"Either you were dead, or you'd gone to Birmingham."
Rather to my surprise, I quite liked this, despite more comedy teeth. Maybe never having seen it before, but having seen the odd comment about it had lowered my expectations - generally a good starting point (I found I had the same reaction to the TVM when I finally got to see it).
The Cheetah people seem rather silly, but no more so than the ape-men in 2001, and rather less so when you find out they're people who've been converted by the planet... or something like that - at least I assume that's why Karra turned into a human before she died. However, since they couldn't be made to look more like animals (CGI being in its infancy at the time) they seemed a bit too much like people dressnig up - an early version of "Furry fandom", perhaps? Had they swapped the cat heads for something a bit less obtrusive and let them be more facially expressive, I think it would have helped.
But generally, and with a few caveats, this worked for me in the same way as early Who, with a sense of urgency that avoided undermining itself by not taking itself seriously, or by having the assumption that the Doctor could magic his way out of trouble.
It also seems to have the odd naughty bit (by implication, and on the Dr Who scale) - the Cheetahs are "dangerously attractive", apparently, and Karra and Ace seem a bit close, sisters under the skin as it were. Come to think of it, didn't Rona Munro also write the one with the Romans, in which we were surprised to learn that Bill prefers women?
Maybe she's trying for the Val McDermid award for most blatant lesbian subtexts.

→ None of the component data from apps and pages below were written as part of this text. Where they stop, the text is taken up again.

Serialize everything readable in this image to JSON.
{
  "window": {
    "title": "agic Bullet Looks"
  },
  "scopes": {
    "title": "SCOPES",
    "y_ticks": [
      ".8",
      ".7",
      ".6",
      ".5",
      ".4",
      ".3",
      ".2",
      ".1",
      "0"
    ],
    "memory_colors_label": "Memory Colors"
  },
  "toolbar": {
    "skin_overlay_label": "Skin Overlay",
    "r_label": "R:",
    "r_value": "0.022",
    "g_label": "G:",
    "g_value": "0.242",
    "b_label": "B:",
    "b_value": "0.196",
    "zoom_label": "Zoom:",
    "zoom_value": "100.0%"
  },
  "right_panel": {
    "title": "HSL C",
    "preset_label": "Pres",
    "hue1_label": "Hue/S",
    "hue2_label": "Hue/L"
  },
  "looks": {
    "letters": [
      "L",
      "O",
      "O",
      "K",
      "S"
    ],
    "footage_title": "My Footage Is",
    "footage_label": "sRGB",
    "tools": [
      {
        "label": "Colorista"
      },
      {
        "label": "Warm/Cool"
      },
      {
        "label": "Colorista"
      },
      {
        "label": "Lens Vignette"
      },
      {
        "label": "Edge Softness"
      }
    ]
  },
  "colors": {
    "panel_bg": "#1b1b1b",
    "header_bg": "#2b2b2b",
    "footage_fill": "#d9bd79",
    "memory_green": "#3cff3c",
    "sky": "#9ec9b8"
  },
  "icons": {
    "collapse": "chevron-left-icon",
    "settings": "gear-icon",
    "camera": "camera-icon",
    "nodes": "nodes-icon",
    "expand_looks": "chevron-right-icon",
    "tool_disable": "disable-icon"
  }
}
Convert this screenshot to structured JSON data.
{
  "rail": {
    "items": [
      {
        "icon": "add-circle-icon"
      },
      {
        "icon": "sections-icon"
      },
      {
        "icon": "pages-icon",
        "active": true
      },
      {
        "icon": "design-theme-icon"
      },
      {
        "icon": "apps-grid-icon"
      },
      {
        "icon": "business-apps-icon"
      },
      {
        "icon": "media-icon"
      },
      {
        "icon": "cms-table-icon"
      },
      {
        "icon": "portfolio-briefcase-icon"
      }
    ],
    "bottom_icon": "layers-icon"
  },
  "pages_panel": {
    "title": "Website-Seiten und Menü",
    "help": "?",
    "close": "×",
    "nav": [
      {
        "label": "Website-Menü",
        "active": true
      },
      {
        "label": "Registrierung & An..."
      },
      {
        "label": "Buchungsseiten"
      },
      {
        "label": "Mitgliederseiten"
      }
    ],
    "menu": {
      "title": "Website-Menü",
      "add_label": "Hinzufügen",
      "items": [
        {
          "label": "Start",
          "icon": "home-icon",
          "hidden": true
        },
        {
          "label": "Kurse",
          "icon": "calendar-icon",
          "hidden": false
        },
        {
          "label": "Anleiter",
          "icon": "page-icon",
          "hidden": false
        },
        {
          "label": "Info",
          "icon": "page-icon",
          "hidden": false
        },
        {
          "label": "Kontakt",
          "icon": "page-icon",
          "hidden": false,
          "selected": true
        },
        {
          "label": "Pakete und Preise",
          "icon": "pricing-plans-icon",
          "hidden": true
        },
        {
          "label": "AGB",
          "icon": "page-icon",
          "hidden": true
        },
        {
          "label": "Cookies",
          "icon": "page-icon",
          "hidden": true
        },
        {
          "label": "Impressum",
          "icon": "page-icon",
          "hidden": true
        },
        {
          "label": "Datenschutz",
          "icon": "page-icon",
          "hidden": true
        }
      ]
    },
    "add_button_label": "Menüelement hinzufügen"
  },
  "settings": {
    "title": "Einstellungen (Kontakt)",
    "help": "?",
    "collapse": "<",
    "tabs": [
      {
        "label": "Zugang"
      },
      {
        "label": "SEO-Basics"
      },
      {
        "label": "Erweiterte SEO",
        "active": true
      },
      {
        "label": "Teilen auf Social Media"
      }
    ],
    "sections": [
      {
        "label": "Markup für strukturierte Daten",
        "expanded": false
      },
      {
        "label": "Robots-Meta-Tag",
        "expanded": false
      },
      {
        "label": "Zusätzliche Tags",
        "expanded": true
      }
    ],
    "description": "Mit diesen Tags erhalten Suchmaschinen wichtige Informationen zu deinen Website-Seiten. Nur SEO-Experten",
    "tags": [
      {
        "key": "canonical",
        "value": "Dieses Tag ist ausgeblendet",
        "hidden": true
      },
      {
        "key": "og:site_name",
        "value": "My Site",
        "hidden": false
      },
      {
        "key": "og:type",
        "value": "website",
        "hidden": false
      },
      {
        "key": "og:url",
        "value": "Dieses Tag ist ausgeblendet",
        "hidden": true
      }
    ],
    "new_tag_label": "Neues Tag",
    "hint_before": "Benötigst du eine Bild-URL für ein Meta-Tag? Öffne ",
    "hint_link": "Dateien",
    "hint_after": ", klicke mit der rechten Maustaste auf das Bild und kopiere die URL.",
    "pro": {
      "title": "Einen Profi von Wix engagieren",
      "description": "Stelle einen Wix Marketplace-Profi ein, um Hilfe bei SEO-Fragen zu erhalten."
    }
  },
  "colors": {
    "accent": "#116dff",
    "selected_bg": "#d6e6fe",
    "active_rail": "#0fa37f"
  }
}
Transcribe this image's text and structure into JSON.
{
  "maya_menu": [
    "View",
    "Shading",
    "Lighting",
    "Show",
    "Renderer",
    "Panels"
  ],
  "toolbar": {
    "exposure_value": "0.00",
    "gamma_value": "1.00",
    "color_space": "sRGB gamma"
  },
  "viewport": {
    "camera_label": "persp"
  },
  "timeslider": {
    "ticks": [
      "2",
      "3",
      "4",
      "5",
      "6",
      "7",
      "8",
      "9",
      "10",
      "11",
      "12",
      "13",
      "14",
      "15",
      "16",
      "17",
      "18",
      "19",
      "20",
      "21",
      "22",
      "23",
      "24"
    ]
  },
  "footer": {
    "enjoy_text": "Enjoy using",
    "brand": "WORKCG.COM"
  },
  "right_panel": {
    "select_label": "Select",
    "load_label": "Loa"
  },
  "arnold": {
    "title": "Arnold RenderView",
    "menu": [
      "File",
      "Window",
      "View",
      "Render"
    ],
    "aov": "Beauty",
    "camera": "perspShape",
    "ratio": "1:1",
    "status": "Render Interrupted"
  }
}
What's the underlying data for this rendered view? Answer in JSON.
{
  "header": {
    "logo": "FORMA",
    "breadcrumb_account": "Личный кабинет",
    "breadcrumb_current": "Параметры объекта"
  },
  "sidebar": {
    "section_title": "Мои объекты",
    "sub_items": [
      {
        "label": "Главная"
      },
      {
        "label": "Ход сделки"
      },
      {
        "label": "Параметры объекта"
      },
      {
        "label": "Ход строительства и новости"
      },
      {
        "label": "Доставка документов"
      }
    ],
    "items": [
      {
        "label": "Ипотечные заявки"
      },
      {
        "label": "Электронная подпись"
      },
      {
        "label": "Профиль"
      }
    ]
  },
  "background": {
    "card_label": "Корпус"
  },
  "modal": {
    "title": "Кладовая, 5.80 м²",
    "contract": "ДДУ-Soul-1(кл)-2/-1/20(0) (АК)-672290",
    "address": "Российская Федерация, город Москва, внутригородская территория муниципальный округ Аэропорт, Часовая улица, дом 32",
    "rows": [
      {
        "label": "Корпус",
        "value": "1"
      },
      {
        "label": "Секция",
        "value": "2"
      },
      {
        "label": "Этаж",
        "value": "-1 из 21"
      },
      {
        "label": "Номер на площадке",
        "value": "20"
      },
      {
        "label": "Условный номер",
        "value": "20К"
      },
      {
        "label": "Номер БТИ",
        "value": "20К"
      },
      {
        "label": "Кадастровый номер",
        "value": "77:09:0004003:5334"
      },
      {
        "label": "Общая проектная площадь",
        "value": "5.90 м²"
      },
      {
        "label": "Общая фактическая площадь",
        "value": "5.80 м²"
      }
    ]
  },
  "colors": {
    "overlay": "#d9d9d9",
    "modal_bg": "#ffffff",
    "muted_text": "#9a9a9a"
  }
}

The Master did his usual thing passably well if not with the suave flair of Delgado (but then, who could?), and at the end the Doctor escaped by moving in a mysterious way. So that was a bit of a deux ex, except it wasn't even explained. I guess there was also some sort of subtext about hunting, what with the hunt saboteur at the start and Karra going on about what fun it was. I assume the message was, to (apparently) quote Leonardo da Vinci, “The time will come when men such as I will look upon the murder of animals as they now look on the murder of men.”
Still, the star was undoubtedly that black cat, which upstaged everyone.